** THE DATA follows **

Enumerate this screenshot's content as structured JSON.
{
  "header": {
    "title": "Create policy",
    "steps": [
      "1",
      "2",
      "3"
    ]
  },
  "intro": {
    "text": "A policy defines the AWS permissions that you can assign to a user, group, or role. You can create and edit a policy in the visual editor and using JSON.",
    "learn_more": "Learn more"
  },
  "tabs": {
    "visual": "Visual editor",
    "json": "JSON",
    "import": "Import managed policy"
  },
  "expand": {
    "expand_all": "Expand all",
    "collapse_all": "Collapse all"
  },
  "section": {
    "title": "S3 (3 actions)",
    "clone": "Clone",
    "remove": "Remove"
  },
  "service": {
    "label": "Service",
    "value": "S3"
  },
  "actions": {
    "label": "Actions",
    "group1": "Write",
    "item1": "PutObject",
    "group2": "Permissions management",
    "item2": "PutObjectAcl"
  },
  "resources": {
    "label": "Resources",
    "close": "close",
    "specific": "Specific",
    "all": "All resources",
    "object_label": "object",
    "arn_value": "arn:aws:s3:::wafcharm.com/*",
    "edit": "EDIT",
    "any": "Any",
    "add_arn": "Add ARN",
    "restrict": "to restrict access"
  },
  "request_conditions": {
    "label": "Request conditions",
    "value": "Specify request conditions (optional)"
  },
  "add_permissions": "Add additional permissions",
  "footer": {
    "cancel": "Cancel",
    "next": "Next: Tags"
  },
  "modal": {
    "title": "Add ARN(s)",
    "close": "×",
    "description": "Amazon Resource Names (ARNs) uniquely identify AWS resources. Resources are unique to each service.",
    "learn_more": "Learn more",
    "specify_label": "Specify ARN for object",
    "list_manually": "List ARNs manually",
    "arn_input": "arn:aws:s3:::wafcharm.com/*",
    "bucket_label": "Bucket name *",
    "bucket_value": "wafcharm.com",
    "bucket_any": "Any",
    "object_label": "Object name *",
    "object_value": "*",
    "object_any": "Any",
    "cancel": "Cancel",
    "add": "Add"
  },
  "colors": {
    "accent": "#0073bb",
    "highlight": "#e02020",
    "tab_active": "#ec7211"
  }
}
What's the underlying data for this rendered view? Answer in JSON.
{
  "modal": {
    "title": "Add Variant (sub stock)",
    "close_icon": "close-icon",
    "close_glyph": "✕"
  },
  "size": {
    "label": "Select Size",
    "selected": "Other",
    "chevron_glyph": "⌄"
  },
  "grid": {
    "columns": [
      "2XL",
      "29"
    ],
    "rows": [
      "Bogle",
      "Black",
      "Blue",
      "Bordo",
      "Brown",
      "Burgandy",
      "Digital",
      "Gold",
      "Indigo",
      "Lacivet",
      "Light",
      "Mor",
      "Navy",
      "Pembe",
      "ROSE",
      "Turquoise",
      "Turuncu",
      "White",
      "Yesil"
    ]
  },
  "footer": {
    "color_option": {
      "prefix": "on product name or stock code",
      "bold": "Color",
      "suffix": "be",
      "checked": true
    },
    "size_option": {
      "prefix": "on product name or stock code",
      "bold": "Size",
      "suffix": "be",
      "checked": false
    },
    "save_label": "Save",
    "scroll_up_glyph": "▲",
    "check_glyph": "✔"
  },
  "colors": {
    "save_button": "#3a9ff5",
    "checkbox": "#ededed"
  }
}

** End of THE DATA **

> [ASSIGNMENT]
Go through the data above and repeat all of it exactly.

> [OUTPUT FOR THIS TASK]
Enumerate this screenshot's content as structured JSON.
{
  "header": {
    "title": "Create policy",
    "steps": [
      "1",
      "2",
      "3"
    ]
  },
  "intro": {
    "text": "A policy defines the AWS permissions that you can assign to a user, group, or role. You can create and edit a policy in the visual editor and using JSON.",
    "learn_more": "Learn more"
  },
  "tabs": {
    "visual": "Visual editor",
    "json": "JSON",
    "import": "Import managed policy"
  },
  "expand": {
    "expand_all": "Expand all",
    "collapse_all": "Collapse all"
  },
  "section": {
    "title": "S3 (3 actions)",
    "clone": "Clone",
    "remove": "Remove"
  },
  "service": {
    "label": "Service",
    "value": "S3"
  },
  "actions": {
    "label": "Actions",
    "group1": "Write",
    "item1": "PutObject",
    "group2": "Permissions management",
    "item2": "PutObjectAcl"
  },
  "resources": {
    "label": "Resources",
    "close": "close",
    "specific": "Specific",
    "all": "All resources",
    "object_label": "object",
    "arn_value": "arn:aws:s3:::wafcharm.com/*",
    "edit": "EDIT",
    "any": "Any",
    "add_arn": "Add ARN",
    "restrict": "to restrict access"
  },
  "request_conditions": {
    "label": "Request conditions",
    "value": "Specify request conditions (optional)"
  },
  "add_permissions": "Add additional permissions",
  "footer": {
    "cancel": "Cancel",
    "next": "Next: Tags"
  },
  "modal": {
    "title": "Add ARN(s)",
    "close": "×",
    "description": "Amazon Resource Names (ARNs) uniquely identify AWS resources. Resources are unique to each service.",
    "learn_more": "Learn more",
    "specify_label": "Specify ARN for object",
    "list_manually": "List ARNs manually",
    "arn_input": "arn:aws:s3:::wafcharm.com/*",
    "bucket_label": "Bucket name *",
    "bucket_value": "wafcharm.com",
    "bucket_any": "Any",
    "object_label": "Object name *",
    "object_value": "*",
    "object_any": "Any",
    "cancel": "Cancel",
    "add": "Add"
  },
  "colors": {
    "accent": "#0073bb",
    "highlight": "#e02020",
    "tab_active": "#ec7211"
  }
}
What's the underlying data for this rendered view? Answer in JSON.
{
  "modal": {
    "title": "Add Variant (sub stock)",
    "close_icon": "close-icon",
    "close_glyph": "✕"
  },
  "size": {
    "label": "Select Size",
    "selected": "Other",
    "chevron_glyph": "⌄"
  },
  "grid": {
    "columns": [
      "2XL",
      "29"
    ],
    "rows": [
      "Bogle",
      "Black",
      "Blue",
      "Bordo",
      "Brown",
      "Burgandy",
      "Digital",
      "Gold",
      "Indigo",
      "Lacivet",
      "Light",
      "Mor",
      "Navy",
      "Pembe",
      "ROSE",
      "Turquoise",
      "Turuncu",
      "White",
      "Yesil"
    ]
  },
  "footer": {
    "color_option": {
      "prefix": "on product name or stock code",
      "bold": "Color",
      "suffix": "be",
      "checked": true
    },
    "size_option": {
      "prefix": "on product name or stock code",
      "bold": "Size",
      "suffix": "be",
      "checked": false
    },
    "save_label": "Save",
    "scroll_up_glyph": "▲",
    "check_glyph": "✔"
  },
  "colors": {
    "save_button": "#3a9ff5",
    "checkbox": "#ededed"
  }
}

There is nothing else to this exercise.